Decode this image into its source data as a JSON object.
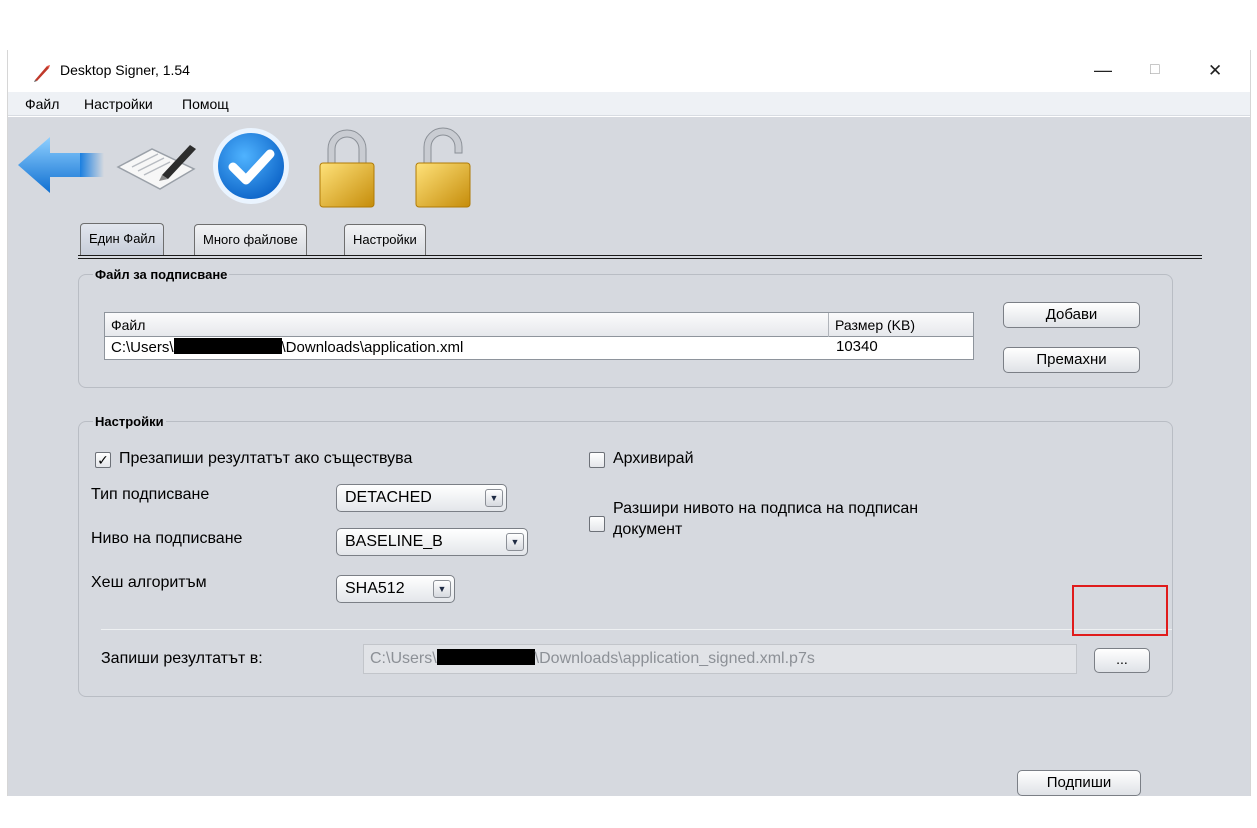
{
  "window": {
    "title": "Desktop Signer, 1.54",
    "minimize_glyph": "—",
    "maximize_glyph": "□",
    "close_glyph": "✕"
  },
  "menu": {
    "items": [
      {
        "label": "Файл"
      },
      {
        "label": "Настройки"
      },
      {
        "label": "Помощ"
      }
    ]
  },
  "toolbar": {
    "icons": [
      "back-arrow-icon",
      "sign-document-icon",
      "verify-check-icon",
      "lock-icon",
      "unlock-icon"
    ]
  },
  "tabs": [
    {
      "label": "Един Файл",
      "active": true
    },
    {
      "label": "Много файлове",
      "active": false
    },
    {
      "label": "Настройки",
      "active": false
    }
  ],
  "file_group": {
    "title": "Файл за подписване",
    "columns": [
      "Файл",
      "Размер (KB)"
    ],
    "rows": [
      {
        "path_prefix": "C:\\Users\\",
        "path_suffix": "\\Downloads\\application.xml",
        "size": "10340"
      }
    ],
    "add_label": "Добави",
    "remove_label": "Премахни"
  },
  "settings_group": {
    "title": "Настройки",
    "overwrite": {
      "label": "Презапиши резултатът ако съществува",
      "checked": true,
      "mark": "✓"
    },
    "archive": {
      "label": "Архивирай",
      "checked": false
    },
    "extend": {
      "label_line1": "Разшири нивото на подписа на подписан",
      "label_line2": "документ",
      "checked": false
    },
    "signing_type": {
      "label": "Тип подписване",
      "value": "DETACHED"
    },
    "signing_level": {
      "label": "Ниво на подписване",
      "value": "BASELINE_B"
    },
    "hash_algorithm": {
      "label": "Хеш алгоритъм",
      "value": "SHA512"
    },
    "combo_arrow_glyph": "▼",
    "output": {
      "label": "Запиши резултатът в:",
      "path_prefix": "C:\\Users\\",
      "path_suffix": "\\Downloads\\application_signed.xml.p7s",
      "browse_label": "..."
    }
  },
  "sign_label": "Подпиши",
  "colors": {
    "panel_bg": "#d6d9df",
    "highlight_border": "#e01c1c",
    "accent_blue": "#1e8de0",
    "lock_gold": "#e8b520"
  }
}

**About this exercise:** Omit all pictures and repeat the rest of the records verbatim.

**Solved problem:**
Decode this image into its source data as a JSON object.
{
  "window": {
    "title": "Desktop Signer, 1.54",
    "minimize_glyph": "—",
    "maximize_glyph": "□",
    "close_glyph": "✕"
  },
  "menu": {
    "items": [
      {
        "label": "Файл"
      },
      {
        "label": "Настройки"
      },
      {
        "label": "Помощ"
      }
    ]
  },
  "toolbar": {
    "icons": [
      "back-arrow-icon",
      "sign-document-icon",
      "verify-check-icon",
      "lock-icon",
      "unlock-icon"
    ]
  },
  "tabs": [
    {
      "label": "Един Файл",
      "active": true
    },
    {
      "label": "Много файлове",
      "active": false
    },
    {
      "label": "Настройки",
      "active": false
    }
  ],
  "file_group": {
    "title": "Файл за подписване",
    "columns": [
      "Файл",
      "Размер (KB)"
    ],
    "rows": [
      {
        "path_prefix": "C:\\Users\\",
        "path_suffix": "\\Downloads\\application.xml",
        "size": "10340"
      }
    ],
    "add_label": "Добави",
    "remove_label": "Премахни"
  },
  "settings_group": {
    "title": "Настройки",
    "overwrite": {
      "label": "Презапиши резултатът ако съществува",
      "checked": true,
      "mark": "✓"
    },
    "archive": {
      "label": "Архивирай",
      "checked": false
    },
    "extend": {
      "label_line1": "Разшири нивото на подписа на подписан",
      "label_line2": "документ",
      "checked": false
    },
    "signing_type": {
      "label": "Тип подписване",
      "value": "DETACHED"
    },
    "signing_level": {
      "label": "Ниво на подписване",
      "value": "BASELINE_B"
    },
    "hash_algorithm": {
      "label": "Хеш алгоритъм",
      "value": "SHA512"
    },
    "combo_arrow_glyph": "▼",
    "output": {
      "label": "Запиши резултатът в:",
      "path_prefix": "C:\\Users\\",
      "path_suffix": "\\Downloads\\application_signed.xml.p7s",
      "browse_label": "..."
    }
  },
  "sign_label": "Подпиши",
  "colors": {
    "panel_bg": "#d6d9df",
    "highlight_border": "#e01c1c",
    "accent_blue": "#1e8de0",
    "lock_gold": "#e8b520"
  }
}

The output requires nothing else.